Perhaps the ultimate case of “big toy science” was the Apollo moon mission. In that case, there was one of the coolest toys ever – the Saturn 5 rocket. But the scientific results were pretty meager. Can anyone tell us: what exactly did we learn from bringing back those moon rocks?

Another example of big toy science was the 300 million dollar LIGO project, which involved creating miles-long vacuum and laser tunnels in a search for gravitational waves. Total gravitational waves found: zero.

The scientist Nicholas Tesla said that when science began to study non-physical phenomena, it would make more progress in a decade than all of the previous years of its existence. There are certainly some types of reported phenomena that scientists could investigate at low cost, with a great potential for “bang for the buck.” I can think of five or ten unorthodox projects that could be done for $30,000, with a great potential for knowledge breakthroughs. But such possibilities don't seem to interest most of today's scientists, who prefer to work with projects involving big, expensive equipment.

I wonder whether there is some kind of “mine is bigger than yours” Freudian context involved when scientists construct ever bigger machines, often involving projects of dubious scientific merit. Perhaps the latest example was a project involving a 490-foot long laser, an experiment designed to shed light on the origin of life.

The scientists' idea was to zap some chemicals with a very powerful laser, supposedly to simulate the effects that an asteroid collision might have had billions of years ago. The underlying thinking is that asteroid collisions may have helped to spur the origin of life billions of years ago.

The laser used in the experiment (Credit: Dagmar Civisova)
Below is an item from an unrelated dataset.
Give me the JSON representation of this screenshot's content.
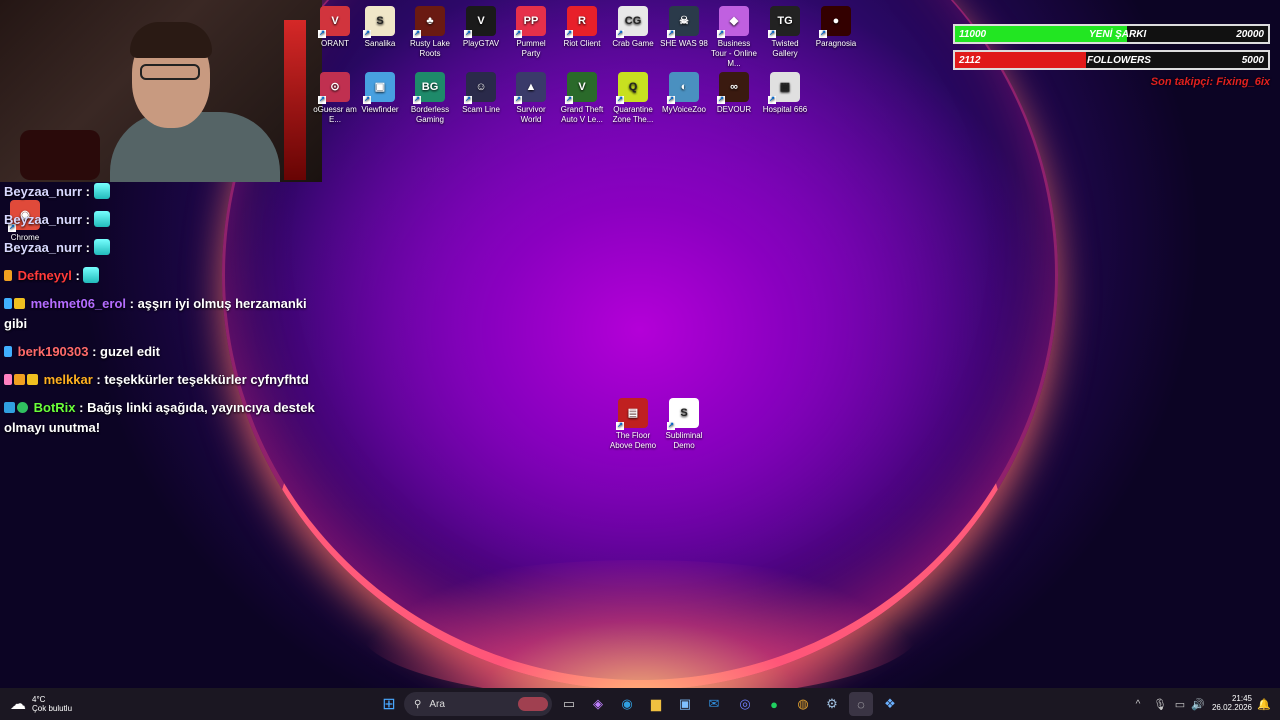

The underlying thinking seems pretty ridiculous. We have been told many times that asteroid collisions are deadly perils that cause the massive obliteration of life, and that the spot where an asteroid strikes is like the ground zero of a nuclear explosion. So how in blazes could an asteroid collision have been some help in the origin of life? The idea of simulating an asteroid collision with a laser is also objectionable, since a laser blast is something very different from an asteroid collision. But why think about such objections when you have a chance to play with a cool 490-foot-long laser?

To get results other than a total bust, the scientists used what seems like a bit of a “cheat” or a fudge. Rather than just zapping water and ordinary soil or rock, they zapped a chemical called formamide, a liquid rather similar to ammonia. There's not much reason to think that this chemical was lying around in great amounts in the early Earth, so testing with that was rather dubious. Scientist Jeffrey Bada says, “Is the presence of pure formamide plausible on the prebiotic Earth? The answer is probably no.”
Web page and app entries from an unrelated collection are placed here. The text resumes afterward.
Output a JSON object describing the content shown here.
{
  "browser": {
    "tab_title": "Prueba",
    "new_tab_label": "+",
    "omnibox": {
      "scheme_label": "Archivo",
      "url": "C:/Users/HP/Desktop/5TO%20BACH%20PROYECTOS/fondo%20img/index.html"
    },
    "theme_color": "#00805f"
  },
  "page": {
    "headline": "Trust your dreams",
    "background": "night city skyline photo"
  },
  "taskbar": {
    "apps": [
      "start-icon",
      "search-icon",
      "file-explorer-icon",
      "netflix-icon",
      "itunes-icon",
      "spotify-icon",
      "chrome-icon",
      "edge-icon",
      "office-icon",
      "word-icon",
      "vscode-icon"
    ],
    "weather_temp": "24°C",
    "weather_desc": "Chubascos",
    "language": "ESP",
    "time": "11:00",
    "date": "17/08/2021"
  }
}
What was the result? The “base pairs” of RNA were produced, although one was produced in such small amounts that one scientist quoted in the AP article claims that the results are not very relevant. Moreover, we already knew that the base pairs of RNA could be created from zapping formamide with sufficient force. The book Practical Aspects of Computational Chemistry III says, “All five nucleobases and their analogues have been synthesized from formamide in the presence of various catalysts."

To create an RNA molecule, you need these “base pairs” as well as ribose sugars (not produced in the laser experiment). These also must combine in meaningful ways so that very long molecules are created which become self-replicating and serve as an expression of a genetic code, the origin of which is very mysterious. The chance of that all happening because of an asteroid collision: basically zero.

So the results, design, and assumptions of the experiment are all dubious. But I shouldn't be such a killjoy, and I should just let scientists like this have fun playing with their big laser toys, kind of like little boys playing with those Star Wars laser toys.